Protect beavers in Scotland – a Environment crowdfunding project in Findhorn by Trees for Life
Scotland’s beavers need your help.
We are launching this crowdfunder to protect Scotland’s endangered beavers, by challenging NatureScot, the Scottish Government’s nature agency, in court over its failure to make the killing of beavers a genuine last resort. A ruling in our favour will secure a better future for Scotland’s habitat-creating, biodiversity-boosting, flood-preventing beavers.
Please donate to help cover the legal costs of this challenge.
What is the problem?
On 1 May 2019, beavers became a protected species under Scottish law. But last year, NatureScot allowed 20% of Scottish beavers to be killed.
Where beavers have unwanted local impacts, such as damaging arable land, the laws governing protected species require any intervention to have the least possible impact on conservation. All other options must be considered, including moving the animals to more suitable habitats, before giving landowners licenses to kill beavers.

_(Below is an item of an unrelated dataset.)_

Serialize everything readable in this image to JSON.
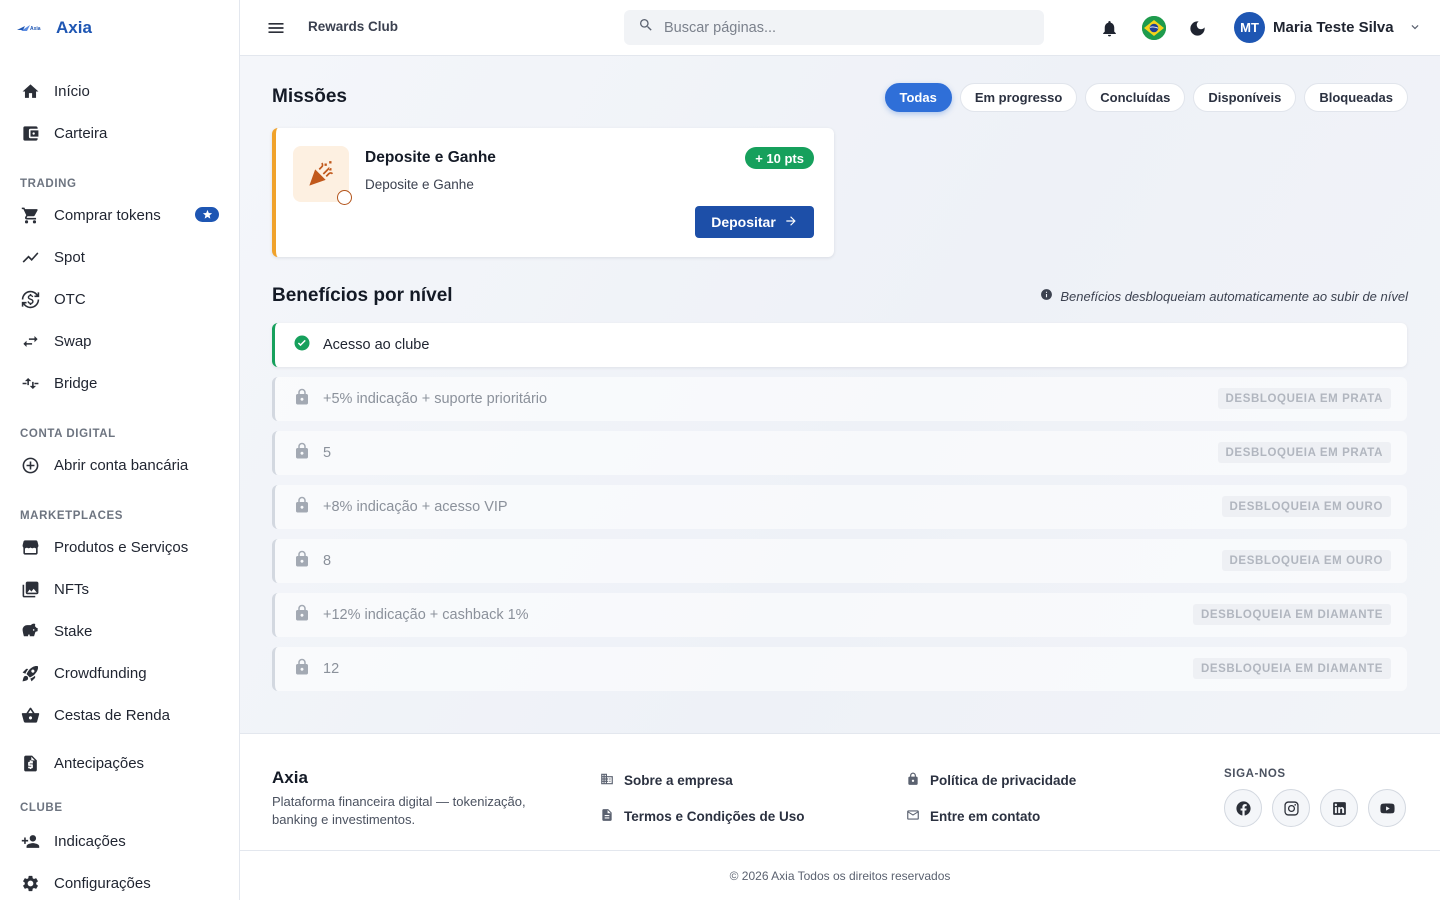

For Scottish beavers these rules have been ignored. NatureScot has been too quick to issue licences to kill beavers and is failing in its legal duty to explore all options to ensure killing is a last resort. In 2019 and 2020 NatureScot trained 205 individuals to shoot beavers, but has only one individual employed to trap them for relocation.
What is the solution?
A positive solution is for NatureScot to consider and use all options for managing unwanted beavers before allowing them to be killed, including relocating them to suitable habitats in Scotland where animals can be safe and welcome.
NatureScot estimates Scotland has over 100,000 hectares of suitable habitat for beavers. And there are landowners who would welcome beavers on their land. Where beavers are causing problems, trapping and relocation to other parts of Scotland is a far more sensible alternative than lethal control.
We know beavers can thrive in the Highlands, just as they did until hunting made them extinct around 400 years ago. At a practical level, Trees for Life has been preparing for the return of beavers for over 25 years, creating habitat by planting aspens and willows, two of beavers’ favourite trees, along loch shores and riverbanks as we restore the Caledonian Forest.
What is so great about beavers?
Beavers are true ecosystem architects, and superb biodiversity boosters. They help rewilding by felling trees to build small dams, which lets in light to waterside woodlands. They create ponds and wetland habitat which increases the variety and abundance of plant and animal species.
These include water plants, beetles, frogs, dragonflies, ducks, water voles and spawning fish, to name a few. In turn these species can attract otters, herons, ospreys and other predators.
Felling trees might seem destructive but it actually creates valuable deadwood habitat for beetles, woodpeckers, fungi and more. The trees that the beaver cuts down often send up a thicket of new shoots. As a result, in the early stages more light reaches the woodland floor, often leading to a flush of wildflowers that attract butterflies, bees and other pollinating insects. The openings created in the woodland canopy offer perfect hunting grounds for bats. As the thicket grows it can then provide ideal nesting sites for birds such as warblers.
What can you do to help?
We need to raise £40,000 to cover the legal costs of this challenge and to help us protect Scotland’s endangered beavers.
A ruling in our favour will ensure that lethal control becomes a genuine last resort in all cases, because NatureScot will be required to exhaust all the options for moving beavers before they issue licences for lethal control.
If our judicial review succeeds, rewilding charities like Trees for Life and Lifescape will be able to identify suitable sites around Scotland to where beavers can be moved, with proper stakeholder engagement.
Any surplus funds raised by this Crowdfunder will be used by Trees for Life to protect the future of beavers in Scotland.
This content was originally published here.